Adventures in the Tomb of Ilfane by Willershin Rill
I was ready to give this game a very low rating for being unsolvable and hence a waste of my time, when MathBrush pointed out to me that it is actually one of a trio of games, together with Incident! Aliens on the Teresten! and Terror in the Immortal’s Atelier. As a meta puzzle, this seems rather weak. You can count on people playing at least two of your trio in a much smaller competition, but what are the chances in IF Comp? I suspect that there are many players out there who did not ask MathBrush for help and whose time will, in fact, have been wasted. (And there are already several reviews of this kind.) But I’m not one of them, so let’s move on to a review of the entire trio.
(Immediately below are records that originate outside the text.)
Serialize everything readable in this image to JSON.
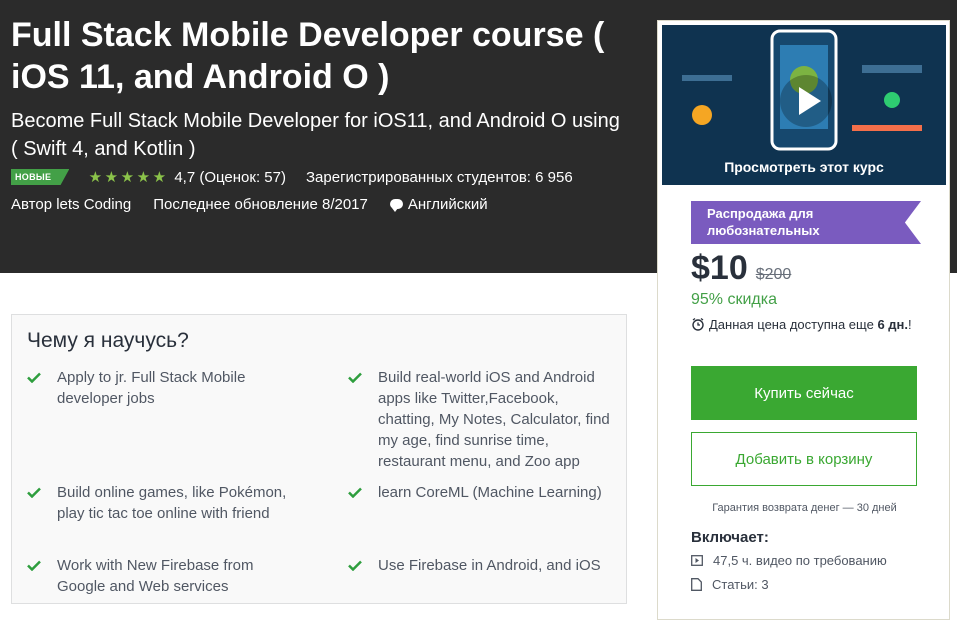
{
  "course": {
    "title": "Full Stack Mobile Developer course ( iOS 11, and Android O )",
    "subtitle": "Become Full Stack Mobile Developer for iOS11, and Android O using ( Swift 4, and Kotlin )",
    "badge": "НОВЫЕ",
    "rating_value": 4.7,
    "rating_text": "4,7 (Оценок: 57)",
    "students": "Зарегистрированных студентов: 6 956",
    "author": "Автор lets Coding",
    "updated": "Последнее обновление 8/2017",
    "language": "Английский"
  },
  "learn": {
    "heading": "Чему я научусь?",
    "items": [
      "Apply to jr. Full Stack Mobile developer jobs",
      "Build real-world iOS and Android apps like Twitter,Facebook, chatting, My Notes, Calculator, find my age, find sunrise time, restaurant menu, and Zoo app",
      "Build online games, like Pokémon, play tic tac toe online with friend",
      "learn CoreML (Machine Learning)",
      "Work with New Firebase from Google and Web services",
      "Use Firebase in Android, and iOS"
    ]
  },
  "sidebar": {
    "preview_label": "Просмотреть этот курс",
    "sale_banner": "Распродажа для любознательных",
    "price": "$10",
    "old_price": "$200",
    "discount": "95% скидка",
    "timer_prefix": "Данная цена доступна еще",
    "timer_days": "6 дн.",
    "timer_suffix": "!",
    "buy_button": "Купить сейчас",
    "cart_button": "Добавить в корзину",
    "guarantee": "Гарантия возврата денег — 30 дней",
    "includes_heading": "Включает:",
    "includes": [
      "47,5 ч. видео по требованию",
      "Статьи: 3"
    ]
  },
  "colors": {
    "hero_bg": "#2b2b2b",
    "accent_green": "#3aa832",
    "star_green": "#8bc34a",
    "sale_purple": "#7a5bbf"
  }
}
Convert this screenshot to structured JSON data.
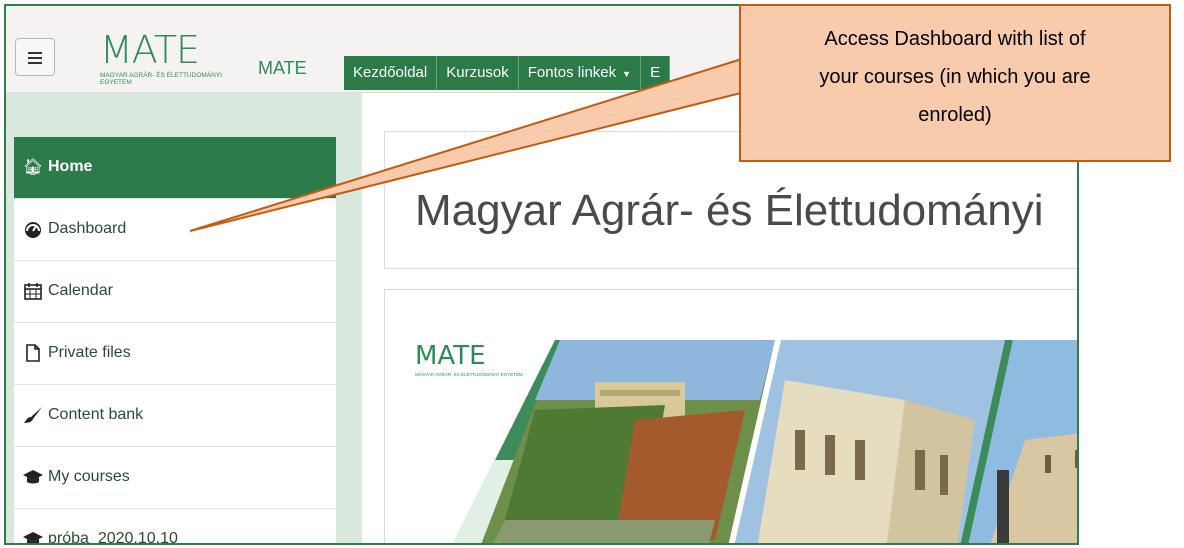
{
  "navbar": {
    "logo_mark": "MATE",
    "logo_subtitle": "MAGYAR AGRÁR- ÉS ÉLETTUDOMÁNYI EGYETEM",
    "site_short_name": "MATE",
    "links": [
      {
        "label": "Kezdőoldal"
      },
      {
        "label": "Kurzusok"
      },
      {
        "label": "Fontos linkek",
        "has_dropdown": true
      },
      {
        "label": "E"
      }
    ]
  },
  "sidebar": {
    "items": [
      {
        "label": "Home",
        "icon": "home-icon",
        "active": true
      },
      {
        "label": "Dashboard",
        "icon": "dashboard-icon",
        "active": false
      },
      {
        "label": "Calendar",
        "icon": "calendar-icon",
        "active": false
      },
      {
        "label": "Private files",
        "icon": "file-icon",
        "active": false
      },
      {
        "label": "Content bank",
        "icon": "brush-icon",
        "active": false
      },
      {
        "label": "My courses",
        "icon": "graduation-cap-icon",
        "active": false
      },
      {
        "label": "próba_2020.10.10",
        "icon": "graduation-cap-icon",
        "active": false
      }
    ]
  },
  "main": {
    "site_title": "Magyar Agrár- és Élettudományi",
    "hero": {
      "logo_mark": "MATE",
      "logo_subtitle": "MAGYAR AGRÁR- ÉS ÉLETTUDOMÁNYI EGYETEM"
    }
  },
  "callout": {
    "lines": [
      "Access Dashboard with list of",
      "your courses (in which you are",
      "enroled)"
    ]
  },
  "colors": {
    "brand_green": "#2b7a47",
    "sidebar_bg": "#d9e8dc",
    "callout_fill": "#f8cbad",
    "callout_border": "#c55a11"
  }
}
Or maybe ‘trio’ is not the right word? It seems easy to argue that Adventures, Incident! and Terror are in fact one single game, so much so that it would seem fair to treat them as such when the prize money is being distributed. What we get are three tightly interrelated explorations of The Knot, an artefact of untold power that has been used unsuccessfully by peace-loving aliens to protect them from tyranny; that has been used more successfully by tyrants to make themselves immortal and all-powerful; and that is ‘now’ being coveted by the Nazis in their quest for total domination. Playing the three games gives us different glimpses of this overarching story, although things never become fully coherent – or, one suspects, fully consistent. But that is no doubt part of the intended effect.
The game has a clear political theme in the sense that it paints a chilling picture of fascist totalitarianism. What I liked most were the books in Terror, which twist well-known tales into horrifying little pieces that perfectly demonstrate a future that is – in the immortal words of Orwell – a boot stamping on a human face, forever. (There are some indications that the author is thinking about contemporary US politics, but the tales work on a larger level less bound to a specific moment in time.) So I quite enjoyed that, and I actually read all the ending scenes with some trepidation. Having it all end with a slapstick conclusion was unexpected, but frankly quite funny. “I often varned the little Nazi children against him!” Brilliant. (I probably misremember the quote, by the way.)
As puzzle, not much; as mood piece, more effective than I had anticipated and deliciously ambivalent. I think I’m going to score this in the 6-7 range.